Steve, One problem with your method is you are not doing a valid comparison. Think for a moment where most RV trailer tires come from. If 90% come from Chine wouldn’t you expect 90% of the tire failures on RV Trailers to be on tires made in China? Similarly. I think that most TV trailers are made in Indiana. I also bet that most complaints about problems on RV Trailers are on trailers from Indiana. So does that mean Indiana is responsible for making poor quality RVs?

Alvin
1 year ago

Biggest trouble with todays tires is not the tires but the idiots pulling RV’s or driving them at sports car speeds. Guaranteed fail, maybe catastrophic fail.

Dennis
1 year ago
Reply to  Alvin
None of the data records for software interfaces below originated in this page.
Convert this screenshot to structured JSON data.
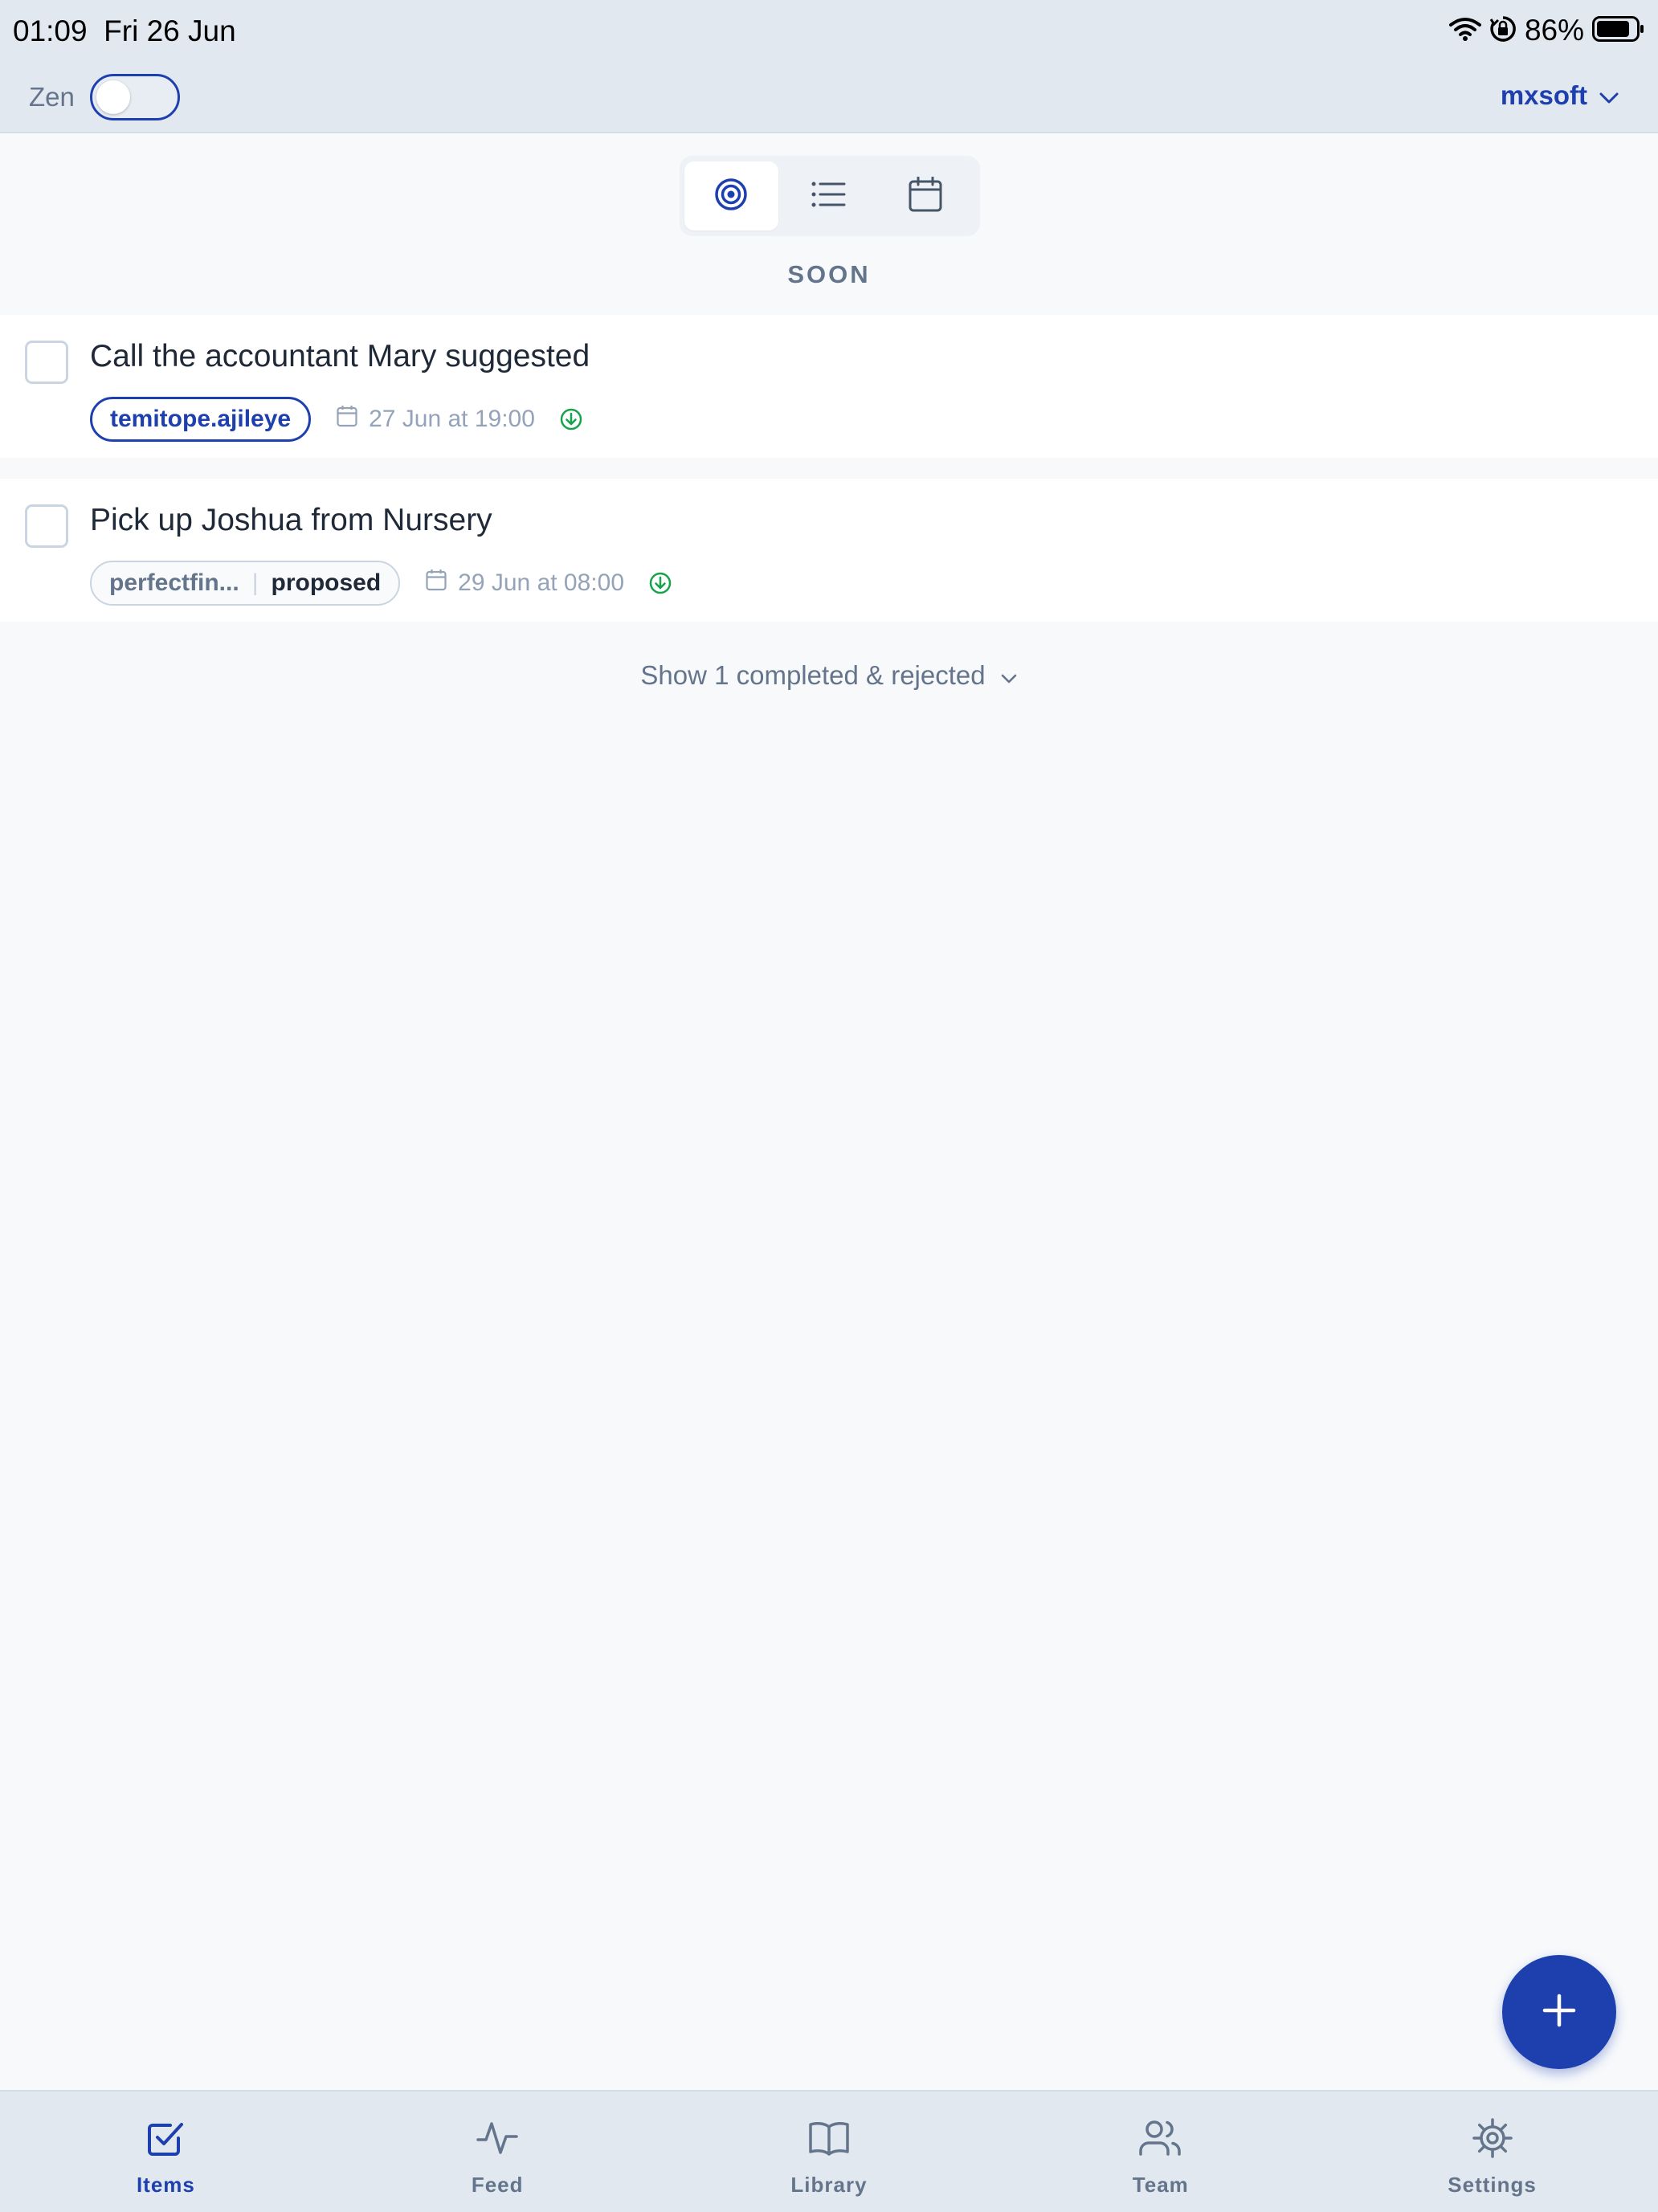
{
  "status_bar": {
    "time": "01:09",
    "date": "Fri 26 Jun",
    "battery_percent": "86%",
    "battery_level": 0.86
  },
  "header": {
    "zen_label": "Zen",
    "zen_enabled": false,
    "workspace": "mxsoft"
  },
  "view_switcher": {
    "views": [
      {
        "icon": "target-icon",
        "active": true
      },
      {
        "icon": "list-icon",
        "active": false
      },
      {
        "icon": "calendar-icon",
        "active": false
      }
    ]
  },
  "section": {
    "title": "SOON"
  },
  "tasks": [
    {
      "title": "Call the accountant Mary suggested",
      "tag": "temitope.ajileye",
      "due": "27 Jun at 19:00",
      "completed": false
    },
    {
      "title": "Pick up Joshua from Nursery",
      "tag": "perfectfin...",
      "tag_state": "proposed",
      "due": "29 Jun at 08:00",
      "completed": false
    }
  ],
  "show_completed_label": "Show 1 completed & rejected",
  "tabs": [
    {
      "label": "Items",
      "icon": "items-check-icon",
      "active": true
    },
    {
      "label": "Feed",
      "icon": "activity-icon",
      "active": false
    },
    {
      "label": "Library",
      "icon": "book-icon",
      "active": false
    },
    {
      "label": "Team",
      "icon": "users-icon",
      "active": false
    },
    {
      "label": "Settings",
      "icon": "gear-icon",
      "active": false
    }
  ],
  "colors": {
    "accent": "#1e40af",
    "success": "#16a34a",
    "muted": "#64748b",
    "bar_background": "#e2e8f0",
    "page_background": "#f7f9fb"
  }
}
We have Double Coin tires on our RV (8R19.5). Two weeks after purchasing them new, we accidentally hit a huge semi truck tire carcass, that was standing upright, with the right steer tire entering Las Vegas. It was over 100 degrees that day, and we were traveling at 60 mph. We pulled over and found no visible tire damage. We drove for another 2 weeks of vacation and returned home with zero incident or sign of tire damage. The rig drove straight with no vibration or shaking.
Four months later I noticed a thumping noise from the right front at freeway speeds. No noise under 55, and still no visible damage. The thumping noise became more noticeable over the next 100+ miles. Had the tire removed and replaced. If we had continued to drive, I bet we would have had a failure. Can not blame Double Coin. Hitting a semi truck tire standing 12″ tall can’t be good for any tire.

Roger Marble
1 year ago
Reply to  Dennis

Thanks for the post and information Dennis. Your experience shows that not all damage reveals itself at the moment of impact. Imagine if the trip to Vegas was the last of the season and you had parked the RV for 6 months before taking it out again. It’s entirely possible you might have forgotten about the impact and might even have suffered a complete failure and not thinking about Vegas blamed the darn “China-Bomb”

Dr4Film
1 year ago

I will purchase any of the Japanese tires over any of the China tires in my tire size which is 295/80R/22.5 any day of the week. Chinese tires in smaller sizes may be OK but not on MY vehicles.

Alex
1 year ago

I agree with Jeff. We bought a 10 year old Class C on which the seller replaced the tires with Sailun tires manufactured in Vietnam. My first thought was “uh oh … here goes $2.300 for Michelin replacements.” But then I researched the brand and learned they only had 12 truck tires recalled in their 5 or 6 years in the US market. No issues with ours and I’m confident there won’t be any later.

Jeff
1 year ago

I am using Sailun 17.5 inch H Rated Tires on my 5th wheel. An absolutely wonderful tire and strong and beefy. The replacement cost of these tires is about half of what a new Goodyear or Michelin Tire will cost.

Of course like most things, maintenance is the key to your RV Tires. Check them frequently, check the tire pressure and I STRONGLY Recommend you invest in a TPMS (Tire Pressure Monitor) And I use the term INVEST, because it is an investment to your RV Safety.

Sailun manufactures Commercial Truck Tires as well and their quality is Excellent.

Safe Travels.

Harry
1 year ago
Reply to  Jeff

My 15,000 lb. 5th wheel has been running Sailun 17.5 inch H Rated Tires since June 2016. I WILL replace them with another set of Sailuns when the time comes.